“3d. Respecting your scruples about the Mitzvote Shimurim, (i. e. those especial cakes destined for the first two nights of the Passover,) not to make them by a machine, it is to be remarked that, although one who is truly anxious to fulfill the word of the Lord, should bake them through means of an Israelite only, nevertheless, it will be enough if an Israelite commences to mix the dough, and stands by whilst it is made. But, as respects your

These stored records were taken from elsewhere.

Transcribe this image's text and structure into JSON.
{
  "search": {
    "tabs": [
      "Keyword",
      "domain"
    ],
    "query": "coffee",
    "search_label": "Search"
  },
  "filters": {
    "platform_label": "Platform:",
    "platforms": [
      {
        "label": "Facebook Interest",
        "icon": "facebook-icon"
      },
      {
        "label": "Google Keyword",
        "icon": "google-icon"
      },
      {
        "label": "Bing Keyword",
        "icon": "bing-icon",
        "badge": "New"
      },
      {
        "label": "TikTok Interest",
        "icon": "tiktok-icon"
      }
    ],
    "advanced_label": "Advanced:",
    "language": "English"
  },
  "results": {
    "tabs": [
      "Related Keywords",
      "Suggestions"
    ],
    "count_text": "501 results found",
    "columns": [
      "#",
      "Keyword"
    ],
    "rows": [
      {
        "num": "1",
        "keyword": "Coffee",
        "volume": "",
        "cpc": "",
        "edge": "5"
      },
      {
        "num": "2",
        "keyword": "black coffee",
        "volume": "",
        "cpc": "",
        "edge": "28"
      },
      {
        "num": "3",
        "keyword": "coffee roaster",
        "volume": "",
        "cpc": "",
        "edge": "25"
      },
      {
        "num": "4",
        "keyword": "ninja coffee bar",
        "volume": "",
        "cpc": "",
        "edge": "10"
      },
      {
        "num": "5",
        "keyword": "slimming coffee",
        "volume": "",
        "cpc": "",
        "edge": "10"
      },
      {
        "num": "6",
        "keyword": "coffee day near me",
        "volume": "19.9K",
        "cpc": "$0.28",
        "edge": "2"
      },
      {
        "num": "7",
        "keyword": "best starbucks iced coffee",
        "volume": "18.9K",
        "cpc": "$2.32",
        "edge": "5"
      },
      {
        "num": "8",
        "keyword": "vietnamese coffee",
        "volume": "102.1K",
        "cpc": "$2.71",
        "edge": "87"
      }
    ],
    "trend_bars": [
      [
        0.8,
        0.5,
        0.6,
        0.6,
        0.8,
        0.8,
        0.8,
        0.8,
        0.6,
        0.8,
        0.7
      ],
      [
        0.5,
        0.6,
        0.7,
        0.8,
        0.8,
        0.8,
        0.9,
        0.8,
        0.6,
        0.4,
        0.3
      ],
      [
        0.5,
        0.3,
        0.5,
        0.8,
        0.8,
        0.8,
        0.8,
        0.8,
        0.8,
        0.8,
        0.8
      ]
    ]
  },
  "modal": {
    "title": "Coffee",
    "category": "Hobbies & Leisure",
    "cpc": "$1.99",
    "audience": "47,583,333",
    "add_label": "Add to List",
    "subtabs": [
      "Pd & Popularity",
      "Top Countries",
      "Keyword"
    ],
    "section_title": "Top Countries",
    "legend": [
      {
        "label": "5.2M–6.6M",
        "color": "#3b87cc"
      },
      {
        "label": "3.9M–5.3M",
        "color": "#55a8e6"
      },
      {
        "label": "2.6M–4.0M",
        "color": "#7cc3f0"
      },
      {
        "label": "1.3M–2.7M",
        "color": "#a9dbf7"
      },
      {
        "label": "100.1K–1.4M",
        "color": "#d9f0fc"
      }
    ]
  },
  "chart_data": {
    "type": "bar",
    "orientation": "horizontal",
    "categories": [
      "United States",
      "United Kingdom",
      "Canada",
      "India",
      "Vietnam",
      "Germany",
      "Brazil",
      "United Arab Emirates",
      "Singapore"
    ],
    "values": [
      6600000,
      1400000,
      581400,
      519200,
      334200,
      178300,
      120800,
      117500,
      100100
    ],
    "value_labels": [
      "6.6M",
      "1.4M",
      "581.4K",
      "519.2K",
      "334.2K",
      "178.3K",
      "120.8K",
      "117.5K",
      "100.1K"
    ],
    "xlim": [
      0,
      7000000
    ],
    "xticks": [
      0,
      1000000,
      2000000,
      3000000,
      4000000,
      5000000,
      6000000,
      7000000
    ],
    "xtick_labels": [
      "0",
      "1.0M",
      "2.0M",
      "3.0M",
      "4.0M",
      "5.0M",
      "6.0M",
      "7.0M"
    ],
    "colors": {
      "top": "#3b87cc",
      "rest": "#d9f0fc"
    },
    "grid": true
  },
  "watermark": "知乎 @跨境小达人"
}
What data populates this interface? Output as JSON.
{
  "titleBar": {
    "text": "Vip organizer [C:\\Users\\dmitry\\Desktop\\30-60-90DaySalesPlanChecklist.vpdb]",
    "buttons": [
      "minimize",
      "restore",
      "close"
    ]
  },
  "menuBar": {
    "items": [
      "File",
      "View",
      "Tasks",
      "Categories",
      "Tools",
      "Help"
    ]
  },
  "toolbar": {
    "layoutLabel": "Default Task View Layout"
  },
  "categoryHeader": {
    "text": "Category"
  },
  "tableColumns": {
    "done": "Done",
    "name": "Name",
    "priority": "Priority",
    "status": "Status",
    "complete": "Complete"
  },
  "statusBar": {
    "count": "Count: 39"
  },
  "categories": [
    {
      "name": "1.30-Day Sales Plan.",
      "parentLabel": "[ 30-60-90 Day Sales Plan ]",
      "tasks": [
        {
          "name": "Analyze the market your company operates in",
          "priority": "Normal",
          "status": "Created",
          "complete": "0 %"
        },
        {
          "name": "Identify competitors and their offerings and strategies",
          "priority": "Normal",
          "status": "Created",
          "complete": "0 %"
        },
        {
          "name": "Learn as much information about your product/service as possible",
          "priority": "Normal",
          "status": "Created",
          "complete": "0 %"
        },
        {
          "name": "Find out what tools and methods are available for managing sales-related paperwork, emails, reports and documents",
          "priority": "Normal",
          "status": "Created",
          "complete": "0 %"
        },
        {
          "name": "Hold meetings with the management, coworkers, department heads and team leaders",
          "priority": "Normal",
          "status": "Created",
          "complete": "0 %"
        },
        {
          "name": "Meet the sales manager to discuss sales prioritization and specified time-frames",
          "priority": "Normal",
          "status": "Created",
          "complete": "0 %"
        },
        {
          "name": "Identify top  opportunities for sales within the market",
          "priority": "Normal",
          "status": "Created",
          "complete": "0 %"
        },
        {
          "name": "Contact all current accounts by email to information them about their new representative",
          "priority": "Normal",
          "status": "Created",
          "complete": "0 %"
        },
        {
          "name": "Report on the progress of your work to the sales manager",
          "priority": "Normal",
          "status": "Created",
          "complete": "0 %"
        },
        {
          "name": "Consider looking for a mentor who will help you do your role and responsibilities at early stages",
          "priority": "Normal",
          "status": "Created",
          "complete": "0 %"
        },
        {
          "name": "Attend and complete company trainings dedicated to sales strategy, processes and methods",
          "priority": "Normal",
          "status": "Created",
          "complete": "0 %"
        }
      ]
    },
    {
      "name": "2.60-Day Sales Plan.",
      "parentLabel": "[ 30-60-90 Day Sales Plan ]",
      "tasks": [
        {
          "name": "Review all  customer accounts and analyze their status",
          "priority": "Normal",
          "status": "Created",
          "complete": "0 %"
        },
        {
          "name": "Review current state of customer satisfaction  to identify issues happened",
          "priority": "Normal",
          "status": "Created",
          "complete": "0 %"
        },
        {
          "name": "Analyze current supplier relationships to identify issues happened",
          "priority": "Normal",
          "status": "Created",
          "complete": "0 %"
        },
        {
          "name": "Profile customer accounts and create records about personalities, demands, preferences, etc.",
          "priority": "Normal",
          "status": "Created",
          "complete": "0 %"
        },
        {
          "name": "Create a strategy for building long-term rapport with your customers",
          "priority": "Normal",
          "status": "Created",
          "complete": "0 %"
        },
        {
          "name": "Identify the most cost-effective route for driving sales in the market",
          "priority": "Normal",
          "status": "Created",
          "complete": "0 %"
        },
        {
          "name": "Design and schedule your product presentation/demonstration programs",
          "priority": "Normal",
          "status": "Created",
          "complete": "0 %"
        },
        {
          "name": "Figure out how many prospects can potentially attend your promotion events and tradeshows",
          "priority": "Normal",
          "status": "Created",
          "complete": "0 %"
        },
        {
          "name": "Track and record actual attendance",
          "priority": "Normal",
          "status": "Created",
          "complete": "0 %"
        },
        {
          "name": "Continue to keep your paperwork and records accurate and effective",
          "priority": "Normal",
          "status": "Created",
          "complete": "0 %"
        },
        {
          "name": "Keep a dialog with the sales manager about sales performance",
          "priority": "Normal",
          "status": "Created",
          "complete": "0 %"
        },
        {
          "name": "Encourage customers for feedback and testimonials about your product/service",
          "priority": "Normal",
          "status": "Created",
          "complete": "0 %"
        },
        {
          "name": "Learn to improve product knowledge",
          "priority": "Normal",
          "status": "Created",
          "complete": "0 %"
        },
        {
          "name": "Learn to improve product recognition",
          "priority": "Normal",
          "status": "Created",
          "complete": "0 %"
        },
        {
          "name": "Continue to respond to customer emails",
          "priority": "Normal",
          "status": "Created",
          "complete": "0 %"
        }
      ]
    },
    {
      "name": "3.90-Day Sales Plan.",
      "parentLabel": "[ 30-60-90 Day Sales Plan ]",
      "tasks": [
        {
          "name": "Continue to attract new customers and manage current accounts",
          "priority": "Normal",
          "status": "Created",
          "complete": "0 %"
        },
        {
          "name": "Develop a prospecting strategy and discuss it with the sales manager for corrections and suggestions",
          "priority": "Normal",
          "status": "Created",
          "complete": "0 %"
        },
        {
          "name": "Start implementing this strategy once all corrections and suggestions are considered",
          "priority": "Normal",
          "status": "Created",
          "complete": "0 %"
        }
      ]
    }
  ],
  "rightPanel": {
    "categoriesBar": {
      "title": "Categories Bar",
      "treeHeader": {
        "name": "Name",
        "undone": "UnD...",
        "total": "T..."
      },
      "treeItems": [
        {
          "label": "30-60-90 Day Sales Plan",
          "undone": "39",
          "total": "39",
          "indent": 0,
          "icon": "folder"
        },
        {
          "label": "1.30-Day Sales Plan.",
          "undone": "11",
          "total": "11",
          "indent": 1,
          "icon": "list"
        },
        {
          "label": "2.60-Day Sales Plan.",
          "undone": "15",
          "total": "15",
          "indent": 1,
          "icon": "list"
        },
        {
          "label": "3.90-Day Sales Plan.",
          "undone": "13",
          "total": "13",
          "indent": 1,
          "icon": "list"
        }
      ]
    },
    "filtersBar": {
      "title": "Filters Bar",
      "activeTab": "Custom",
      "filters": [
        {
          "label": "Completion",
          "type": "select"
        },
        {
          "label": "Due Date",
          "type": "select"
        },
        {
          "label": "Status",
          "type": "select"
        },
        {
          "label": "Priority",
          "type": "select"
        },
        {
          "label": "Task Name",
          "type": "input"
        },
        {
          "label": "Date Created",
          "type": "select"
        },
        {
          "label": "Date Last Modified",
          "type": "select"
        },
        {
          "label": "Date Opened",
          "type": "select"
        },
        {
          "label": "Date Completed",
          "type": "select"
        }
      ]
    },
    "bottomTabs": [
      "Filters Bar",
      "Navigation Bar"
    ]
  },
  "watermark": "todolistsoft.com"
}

“4th observation, that the dough is cut in four pieces, and that a fourth-part is left without being handled within the influence of the heated steam of the machine full eighteen minutes, I have to say that, if it be as you state, such baking is next to leaven, prohibited by Scripture, and it cannot be permitted to be used in any manner whatever; for not only that this time is a שיעור מיל (the time required to walk a mile,) it is a well-known decision of the Possekim that, if there be an additional amount of heat, the process of leavening commences in the dough in less than the specified time. But Mr. Goldsmith, in his letter before me, denies your assertion, saying that the time of finishing the dough occupies but nine minutes, and that there is no heat in the (kneading) room. It is, therefore, the bounden duty of the governors of your congregation, whom God may preserve, to investi<<524>>gate the matter carefully, through the statement of credible witnesses; and, if it is as Mr. Goldsmith says, then you may make the Matzote with the aforesaid machine, with this condition, that there be present watchers, who are God-fearing men, who must take care to clean off the machine with all-possible care, removing therefrom any little pieces of dough which will adhere to it in working; and if it works imperfectly whilst kneading and breaking, to remove at once the leavened doughs, that they be not mixed up with the others. But, if it be as you assert, that you well deserve credit for refusing to bake with instrument in question. But I am sure and certain that the governors of your congregation will not be negligent in so weighty a prohibition, where the punishment of כרת is the forfeit (which God forfend); but they ought to take especial pains to work the machine, which is to make the Matzote, through means of wheel and crank, turned by hand power, as is done in many congregations in Germany and France, for instance, Cassel, Mentz, Metz, and the like. In the hopes that this may prove satisfactory to you, I pray that the Lord may fence in our breaches, and build up our ruins, and bring unto us abundant peace like the flowing stream.

NATHAN ADLER, Hackohen.